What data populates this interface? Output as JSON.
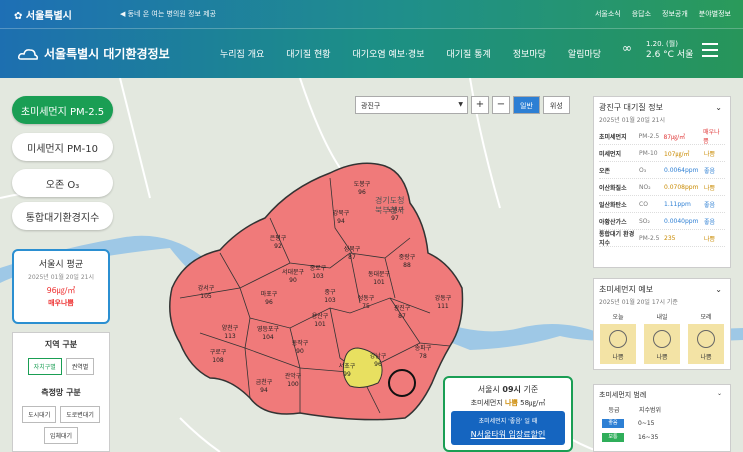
{
  "topbar": {
    "logo": "서울특별시",
    "notice": "◀ 동네 온 여는 병의원 정보 제공",
    "links": [
      "서울소식",
      "응답소",
      "정보공개",
      "분야별정보"
    ]
  },
  "header": {
    "site_title": "서울특별시 대기환경정보",
    "nav": [
      "누리집 개요",
      "대기질 현황",
      "대기오염 예보·경보",
      "대기질 통계",
      "정보마당",
      "알림마당"
    ],
    "weather_date": "1.20. (월)",
    "weather_temp": "2.6 °C 서울"
  },
  "pollutants": [
    "초미세먼지 PM-2.5",
    "미세먼지 PM-10",
    "오존 O₃",
    "통합대기환경지수"
  ],
  "seoul_avg": {
    "title": "서울시 평균",
    "datetime": "2025년 01월 20일 21시",
    "value": "96㎍/㎥",
    "grade": "매우나쁨"
  },
  "region": {
    "title": "지역 구분",
    "buttons": [
      "자치구별",
      "권역별"
    ]
  },
  "network": {
    "title": "측정망 구분",
    "buttons": [
      "도시대기",
      "도로변대기",
      "입체대기"
    ]
  },
  "map_controls": {
    "district": "광진구",
    "zoom_in": "+",
    "zoom_out": "−",
    "type_general": "일반",
    "type_satellite": "위성"
  },
  "districts": [
    {
      "name": "도봉구",
      "value": "96"
    },
    {
      "name": "노원구",
      "value": "97"
    },
    {
      "name": "강북구",
      "value": "94"
    },
    {
      "name": "은평구",
      "value": "92"
    },
    {
      "name": "성북구",
      "value": "87"
    },
    {
      "name": "종로구",
      "value": "103"
    },
    {
      "name": "중랑구",
      "value": "88"
    },
    {
      "name": "서대문구",
      "value": "90"
    },
    {
      "name": "동대문구",
      "value": "101"
    },
    {
      "name": "마포구",
      "value": "96"
    },
    {
      "name": "중구",
      "value": "103"
    },
    {
      "name": "강서구",
      "value": "105"
    },
    {
      "name": "용산구",
      "value": "101"
    },
    {
      "name": "성동구",
      "value": "75"
    },
    {
      "name": "광진구",
      "value": "87"
    },
    {
      "name": "강동구",
      "value": "111"
    },
    {
      "name": "양천구",
      "value": "113"
    },
    {
      "name": "영등포구",
      "value": "104"
    },
    {
      "name": "동작구",
      "value": "90"
    },
    {
      "name": "구로구",
      "value": "108"
    },
    {
      "name": "송파구",
      "value": "78"
    },
    {
      "name": "강남구",
      "value": "96"
    },
    {
      "name": "서초구",
      "value": "99"
    },
    {
      "name": "관악구",
      "value": "100"
    },
    {
      "name": "금천구",
      "value": "94"
    }
  ],
  "map_labels": [
    "경기도청",
    "북부청사"
  ],
  "info": {
    "title": "광진구 대기질 정보",
    "datetime": "2025년 01월 20일 21시",
    "rows": [
      {
        "name": "초미세먼지",
        "sym": "PM-2.5",
        "val": "87㎍/㎥",
        "grade": "매우나쁨",
        "color": "#e03a3a"
      },
      {
        "name": "미세먼지",
        "sym": "PM-10",
        "val": "107㎍/㎥",
        "grade": "나쁨",
        "color": "#c98a00"
      },
      {
        "name": "오존",
        "sym": "O₃",
        "val": "0.0064ppm",
        "grade": "좋음",
        "color": "#2d7fd4"
      },
      {
        "name": "이산화질소",
        "sym": "NO₂",
        "val": "0.0708ppm",
        "grade": "나쁨",
        "color": "#c98a00"
      },
      {
        "name": "일산화탄소",
        "sym": "CO",
        "val": "1.11ppm",
        "grade": "좋음",
        "color": "#2d7fd4"
      },
      {
        "name": "아황산가스",
        "sym": "SO₂",
        "val": "0.0040ppm",
        "grade": "좋음",
        "color": "#2d7fd4"
      },
      {
        "name": "통합대기 환경지수",
        "sym": "PM-2.5",
        "val": "235",
        "grade": "나쁨",
        "color": "#c98a00"
      }
    ]
  },
  "forecast": {
    "title": "초미세먼지 예보",
    "datetime": "2025년 01월 20일 17시 기준",
    "days": [
      {
        "label": "오늘",
        "grade": "나쁨"
      },
      {
        "label": "내일",
        "grade": "나쁨"
      },
      {
        "label": "모레",
        "grade": "나쁨"
      }
    ]
  },
  "legend": {
    "title": "초미세먼지 범례",
    "col1": "등급",
    "col2": "지수범위",
    "rows": [
      {
        "grade": "좋음",
        "range": "0~15",
        "color": "#2d7fd4"
      },
      {
        "grade": "보통",
        "range": "16~35",
        "color": "#2fae5a"
      }
    ]
  },
  "promo": {
    "title_pre": "서울시 ",
    "title_bold": "09시",
    "title_post": " 기준",
    "status_pre": "초미세먼지 ",
    "status_grade": "나쁨",
    "status_val": " 58㎍/㎥",
    "btn_small": "초미세먼지 '좋음' 일 때",
    "btn_big": "N서울타워 입장료할인"
  },
  "colors": {
    "bad": "#f07a7a",
    "moderate": "#e8e060",
    "accent": "#1a9e54"
  }
}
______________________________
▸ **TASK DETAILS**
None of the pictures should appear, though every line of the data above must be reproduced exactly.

▸ **RESPONSE TO THIS EXERCISE**
What data populates this interface? Output as JSON.
{
  "topbar": {
    "logo": "서울특별시",
    "notice": "◀ 동네 온 여는 병의원 정보 제공",
    "links": [
      "서울소식",
      "응답소",
      "정보공개",
      "분야별정보"
    ]
  },
  "header": {
    "site_title": "서울특별시 대기환경정보",
    "nav": [
      "누리집 개요",
      "대기질 현황",
      "대기오염 예보·경보",
      "대기질 통계",
      "정보마당",
      "알림마당"
    ],
    "weather_date": "1.20. (월)",
    "weather_temp": "2.6 °C 서울"
  },
  "pollutants": [
    "초미세먼지 PM-2.5",
    "미세먼지 PM-10",
    "오존 O₃",
    "통합대기환경지수"
  ],
  "seoul_avg": {
    "title": "서울시 평균",
    "datetime": "2025년 01월 20일 21시",
    "value": "96㎍/㎥",
    "grade": "매우나쁨"
  },
  "region": {
    "title": "지역 구분",
    "buttons": [
      "자치구별",
      "권역별"
    ]
  },
  "network": {
    "title": "측정망 구분",
    "buttons": [
      "도시대기",
      "도로변대기",
      "입체대기"
    ]
  },
  "map_controls": {
    "district": "광진구",
    "zoom_in": "+",
    "zoom_out": "−",
    "type_general": "일반",
    "type_satellite": "위성"
  },
  "districts": [
    {
      "name": "도봉구",
      "value": "96"
    },
    {
      "name": "노원구",
      "value": "97"
    },
    {
      "name": "강북구",
      "value": "94"
    },
    {
      "name": "은평구",
      "value": "92"
    },
    {
      "name": "성북구",
      "value": "87"
    },
    {
      "name": "종로구",
      "value": "103"
    },
    {
      "name": "중랑구",
      "value": "88"
    },
    {
      "name": "서대문구",
      "value": "90"
    },
    {
      "name": "동대문구",
      "value": "101"
    },
    {
      "name": "마포구",
      "value": "96"
    },
    {
      "name": "중구",
      "value": "103"
    },
    {
      "name": "강서구",
      "value": "105"
    },
    {
      "name": "용산구",
      "value": "101"
    },
    {
      "name": "성동구",
      "value": "75"
    },
    {
      "name": "광진구",
      "value": "87"
    },
    {
      "name": "강동구",
      "value": "111"
    },
    {
      "name": "양천구",
      "value": "113"
    },
    {
      "name": "영등포구",
      "value": "104"
    },
    {
      "name": "동작구",
      "value": "90"
    },
    {
      "name": "구로구",
      "value": "108"
    },
    {
      "name": "송파구",
      "value": "78"
    },
    {
      "name": "강남구",
      "value": "96"
    },
    {
      "name": "서초구",
      "value": "99"
    },
    {
      "name": "관악구",
      "value": "100"
    },
    {
      "name": "금천구",
      "value": "94"
    }
  ],
  "map_labels": [
    "경기도청",
    "북부청사"
  ],
  "info": {
    "title": "광진구 대기질 정보",
    "datetime": "2025년 01월 20일 21시",
    "rows": [
      {
        "name": "초미세먼지",
        "sym": "PM-2.5",
        "val": "87㎍/㎥",
        "grade": "매우나쁨",
        "color": "#e03a3a"
      },
      {
        "name": "미세먼지",
        "sym": "PM-10",
        "val": "107㎍/㎥",
        "grade": "나쁨",
        "color": "#c98a00"
      },
      {
        "name": "오존",
        "sym": "O₃",
        "val": "0.0064ppm",
        "grade": "좋음",
        "color": "#2d7fd4"
      },
      {
        "name": "이산화질소",
        "sym": "NO₂",
        "val": "0.0708ppm",
        "grade": "나쁨",
        "color": "#c98a00"
      },
      {
        "name": "일산화탄소",
        "sym": "CO",
        "val": "1.11ppm",
        "grade": "좋음",
        "color": "#2d7fd4"
      },
      {
        "name": "아황산가스",
        "sym": "SO₂",
        "val": "0.0040ppm",
        "grade": "좋음",
        "color": "#2d7fd4"
      },
      {
        "name": "통합대기 환경지수",
        "sym": "PM-2.5",
        "val": "235",
        "grade": "나쁨",
        "color": "#c98a00"
      }
    ]
  },
  "forecast": {
    "title": "초미세먼지 예보",
    "datetime": "2025년 01월 20일 17시 기준",
    "days": [
      {
        "label": "오늘",
        "grade": "나쁨"
      },
      {
        "label": "내일",
        "grade": "나쁨"
      },
      {
        "label": "모레",
        "grade": "나쁨"
      }
    ]
  },
  "legend": {
    "title": "초미세먼지 범례",
    "col1": "등급",
    "col2": "지수범위",
    "rows": [
      {
        "grade": "좋음",
        "range": "0~15",
        "color": "#2d7fd4"
      },
      {
        "grade": "보통",
        "range": "16~35",
        "color": "#2fae5a"
      }
    ]
  },
  "promo": {
    "title_pre": "서울시 ",
    "title_bold": "09시",
    "title_post": " 기준",
    "status_pre": "초미세먼지 ",
    "status_grade": "나쁨",
    "status_val": " 58㎍/㎥",
    "btn_small": "초미세먼지 '좋음' 일 때",
    "btn_big": "N서울타워 입장료할인"
  },
  "colors": {
    "bad": "#f07a7a",
    "moderate": "#e8e060",
    "accent": "#1a9e54"
  }
}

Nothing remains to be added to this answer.